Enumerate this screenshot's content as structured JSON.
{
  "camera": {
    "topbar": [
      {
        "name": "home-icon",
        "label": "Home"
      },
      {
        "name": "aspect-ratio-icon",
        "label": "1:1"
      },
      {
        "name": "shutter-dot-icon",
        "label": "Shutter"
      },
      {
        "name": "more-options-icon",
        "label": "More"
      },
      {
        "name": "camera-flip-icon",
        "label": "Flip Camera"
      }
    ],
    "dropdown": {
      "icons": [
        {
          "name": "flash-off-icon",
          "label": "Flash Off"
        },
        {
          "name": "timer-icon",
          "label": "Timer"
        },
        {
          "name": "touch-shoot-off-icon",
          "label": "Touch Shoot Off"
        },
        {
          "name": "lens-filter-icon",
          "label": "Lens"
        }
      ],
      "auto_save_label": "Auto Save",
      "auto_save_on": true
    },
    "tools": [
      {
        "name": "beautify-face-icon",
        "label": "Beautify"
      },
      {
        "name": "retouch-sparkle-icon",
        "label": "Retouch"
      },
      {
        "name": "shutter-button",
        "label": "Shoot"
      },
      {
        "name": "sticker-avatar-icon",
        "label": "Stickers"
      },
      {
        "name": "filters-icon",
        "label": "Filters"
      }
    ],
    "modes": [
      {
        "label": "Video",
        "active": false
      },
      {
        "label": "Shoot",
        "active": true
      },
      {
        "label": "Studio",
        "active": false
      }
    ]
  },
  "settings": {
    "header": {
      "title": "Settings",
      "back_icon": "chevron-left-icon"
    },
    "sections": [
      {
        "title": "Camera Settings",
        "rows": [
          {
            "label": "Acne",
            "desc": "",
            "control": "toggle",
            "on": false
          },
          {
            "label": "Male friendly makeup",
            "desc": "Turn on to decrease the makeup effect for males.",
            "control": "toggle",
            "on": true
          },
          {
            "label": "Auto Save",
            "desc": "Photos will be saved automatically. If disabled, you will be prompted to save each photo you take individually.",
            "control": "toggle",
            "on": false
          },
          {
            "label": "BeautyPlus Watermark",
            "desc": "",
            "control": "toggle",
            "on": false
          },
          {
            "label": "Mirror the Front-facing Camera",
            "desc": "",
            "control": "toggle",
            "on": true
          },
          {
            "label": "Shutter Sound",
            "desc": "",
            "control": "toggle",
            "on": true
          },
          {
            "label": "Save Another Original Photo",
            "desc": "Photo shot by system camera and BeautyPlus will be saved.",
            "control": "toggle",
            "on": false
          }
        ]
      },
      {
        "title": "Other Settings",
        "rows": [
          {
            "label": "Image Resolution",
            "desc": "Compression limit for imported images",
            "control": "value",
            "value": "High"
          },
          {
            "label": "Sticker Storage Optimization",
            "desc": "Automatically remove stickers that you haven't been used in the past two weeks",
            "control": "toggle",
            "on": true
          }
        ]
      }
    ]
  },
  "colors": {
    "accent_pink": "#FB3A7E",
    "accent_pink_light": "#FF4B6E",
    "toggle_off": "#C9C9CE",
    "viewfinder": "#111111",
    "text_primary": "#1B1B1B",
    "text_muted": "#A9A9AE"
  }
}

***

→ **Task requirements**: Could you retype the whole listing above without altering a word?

→ **Response below**:
Enumerate this screenshot's content as structured JSON.
{
  "camera": {
    "topbar": [
      {
        "name": "home-icon",
        "label": "Home"
      },
      {
        "name": "aspect-ratio-icon",
        "label": "1:1"
      },
      {
        "name": "shutter-dot-icon",
        "label": "Shutter"
      },
      {
        "name": "more-options-icon",
        "label": "More"
      },
      {
        "name": "camera-flip-icon",
        "label": "Flip Camera"
      }
    ],
    "dropdown": {
      "icons": [
        {
          "name": "flash-off-icon",
          "label": "Flash Off"
        },
        {
          "name": "timer-icon",
          "label": "Timer"
        },
        {
          "name": "touch-shoot-off-icon",
          "label": "Touch Shoot Off"
        },
        {
          "name": "lens-filter-icon",
          "label": "Lens"
        }
      ],
      "auto_save_label": "Auto Save",
      "auto_save_on": true
    },
    "tools": [
      {
        "name": "beautify-face-icon",
        "label": "Beautify"
      },
      {
        "name": "retouch-sparkle-icon",
        "label": "Retouch"
      },
      {
        "name": "shutter-button",
        "label": "Shoot"
      },
      {
        "name": "sticker-avatar-icon",
        "label": "Stickers"
      },
      {
        "name": "filters-icon",
        "label": "Filters"
      }
    ],
    "modes": [
      {
        "label": "Video",
        "active": false
      },
      {
        "label": "Shoot",
        "active": true
      },
      {
        "label": "Studio",
        "active": false
      }
    ]
  },
  "settings": {
    "header": {
      "title": "Settings",
      "back_icon": "chevron-left-icon"
    },
    "sections": [
      {
        "title": "Camera Settings",
        "rows": [
          {
            "label": "Acne",
            "desc": "",
            "control": "toggle",
            "on": false
          },
          {
            "label": "Male friendly makeup",
            "desc": "Turn on to decrease the makeup effect for males.",
            "control": "toggle",
            "on": true
          },
          {
            "label": "Auto Save",
            "desc": "Photos will be saved automatically. If disabled, you will be prompted to save each photo you take individually.",
            "control": "toggle",
            "on": false
          },
          {
            "label": "BeautyPlus Watermark",
            "desc": "",
            "control": "toggle",
            "on": false
          },
          {
            "label": "Mirror the Front-facing Camera",
            "desc": "",
            "control": "toggle",
            "on": true
          },
          {
            "label": "Shutter Sound",
            "desc": "",
            "control": "toggle",
            "on": true
          },
          {
            "label": "Save Another Original Photo",
            "desc": "Photo shot by system camera and BeautyPlus will be saved.",
            "control": "toggle",
            "on": false
          }
        ]
      },
      {
        "title": "Other Settings",
        "rows": [
          {
            "label": "Image Resolution",
            "desc": "Compression limit for imported images",
            "control": "value",
            "value": "High"
          },
          {
            "label": "Sticker Storage Optimization",
            "desc": "Automatically remove stickers that you haven't been used in the past two weeks",
            "control": "toggle",
            "on": true
          }
        ]
      }
    ]
  },
  "colors": {
    "accent_pink": "#FB3A7E",
    "accent_pink_light": "#FF4B6E",
    "toggle_off": "#C9C9CE",
    "viewfinder": "#111111",
    "text_primary": "#1B1B1B",
    "text_muted": "#A9A9AE"
  }
}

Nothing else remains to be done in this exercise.